I was so excited when I was asked to write four of the Our Australian Girl books, and Rose came to life on my pages quite quickly, as soon as I realised that my era - 1900-1901 and Federation - was also when the suffragettes were campaigning for women to have the vote.

Immediately I knew Rose would get involved somehow, but that she was already a rebel, at odds house rosewith her strict mother who only wanted Rose to be a lady and make a good match for marriage later on. Rose was kept at home with an awful governess, and wanted desperately to learn about all the things her brother was studying at school.

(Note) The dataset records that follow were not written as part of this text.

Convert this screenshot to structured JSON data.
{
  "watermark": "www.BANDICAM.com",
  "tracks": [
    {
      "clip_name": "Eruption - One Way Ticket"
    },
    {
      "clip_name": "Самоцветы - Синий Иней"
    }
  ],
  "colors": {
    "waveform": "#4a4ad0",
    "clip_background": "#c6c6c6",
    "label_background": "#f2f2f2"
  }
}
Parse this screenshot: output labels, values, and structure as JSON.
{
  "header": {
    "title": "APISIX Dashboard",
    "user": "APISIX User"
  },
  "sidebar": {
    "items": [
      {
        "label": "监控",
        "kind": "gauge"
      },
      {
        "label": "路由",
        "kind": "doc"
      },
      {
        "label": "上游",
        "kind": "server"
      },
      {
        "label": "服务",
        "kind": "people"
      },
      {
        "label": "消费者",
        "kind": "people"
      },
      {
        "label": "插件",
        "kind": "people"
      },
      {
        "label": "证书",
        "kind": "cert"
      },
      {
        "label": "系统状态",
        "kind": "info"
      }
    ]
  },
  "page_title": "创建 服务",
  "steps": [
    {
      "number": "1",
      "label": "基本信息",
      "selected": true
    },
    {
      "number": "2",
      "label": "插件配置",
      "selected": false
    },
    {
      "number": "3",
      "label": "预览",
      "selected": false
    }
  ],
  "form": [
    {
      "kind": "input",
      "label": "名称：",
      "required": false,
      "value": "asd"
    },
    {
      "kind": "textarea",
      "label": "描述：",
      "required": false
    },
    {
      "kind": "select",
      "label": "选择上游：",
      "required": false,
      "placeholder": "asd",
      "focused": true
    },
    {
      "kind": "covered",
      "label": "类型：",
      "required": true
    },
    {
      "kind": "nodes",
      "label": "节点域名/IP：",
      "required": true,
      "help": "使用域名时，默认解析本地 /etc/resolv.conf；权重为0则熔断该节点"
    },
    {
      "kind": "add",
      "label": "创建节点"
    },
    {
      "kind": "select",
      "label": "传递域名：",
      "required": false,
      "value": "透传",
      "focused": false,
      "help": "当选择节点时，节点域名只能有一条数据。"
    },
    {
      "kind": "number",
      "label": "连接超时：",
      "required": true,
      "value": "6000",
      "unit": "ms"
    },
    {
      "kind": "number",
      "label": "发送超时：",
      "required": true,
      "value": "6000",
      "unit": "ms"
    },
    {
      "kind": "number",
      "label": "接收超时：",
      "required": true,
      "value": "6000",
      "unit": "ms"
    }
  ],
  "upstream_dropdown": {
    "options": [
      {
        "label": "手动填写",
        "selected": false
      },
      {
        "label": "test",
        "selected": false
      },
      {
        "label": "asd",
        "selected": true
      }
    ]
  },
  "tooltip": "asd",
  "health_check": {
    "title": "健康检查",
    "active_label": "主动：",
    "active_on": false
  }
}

cricket batRose also had a secret passion and talent - playing cricket! She loved bowling spinners, and I thought she had the potential to be better than Shane Warne! The final catalyst for Rose "growing" into a real person and making things happen in the story was realising her determination and bravery, no matter what, and also her desire to help others. Whether that be her brother, who gets bullied at school, or poorer children she sees in the streets.

Rose's family might be wealthy but Rose is not blind - she sees inequality in all walks of life. When her Aunt Alice arrives and joins the suffragette movement, the stage is set for fireworks - of all kinds.

Meet Rose sees the beginning of her rebellion, but part of the challenge is always to see how a character grows and changes, and then changes the people around her. If you read all four Rose cakebooks (and I hope you will!) you can see this happening.

The stories about Rose span a year in her life - it begins with her 11th birthday, and ends with her 12th. Rose was born on 9th May, and this is the day of the first sitting of our first Federal parliament in Melbourne. Of course Rose decides that all the celebrations and fireworks and lights are just for her.


Rose Our Australian Girl covers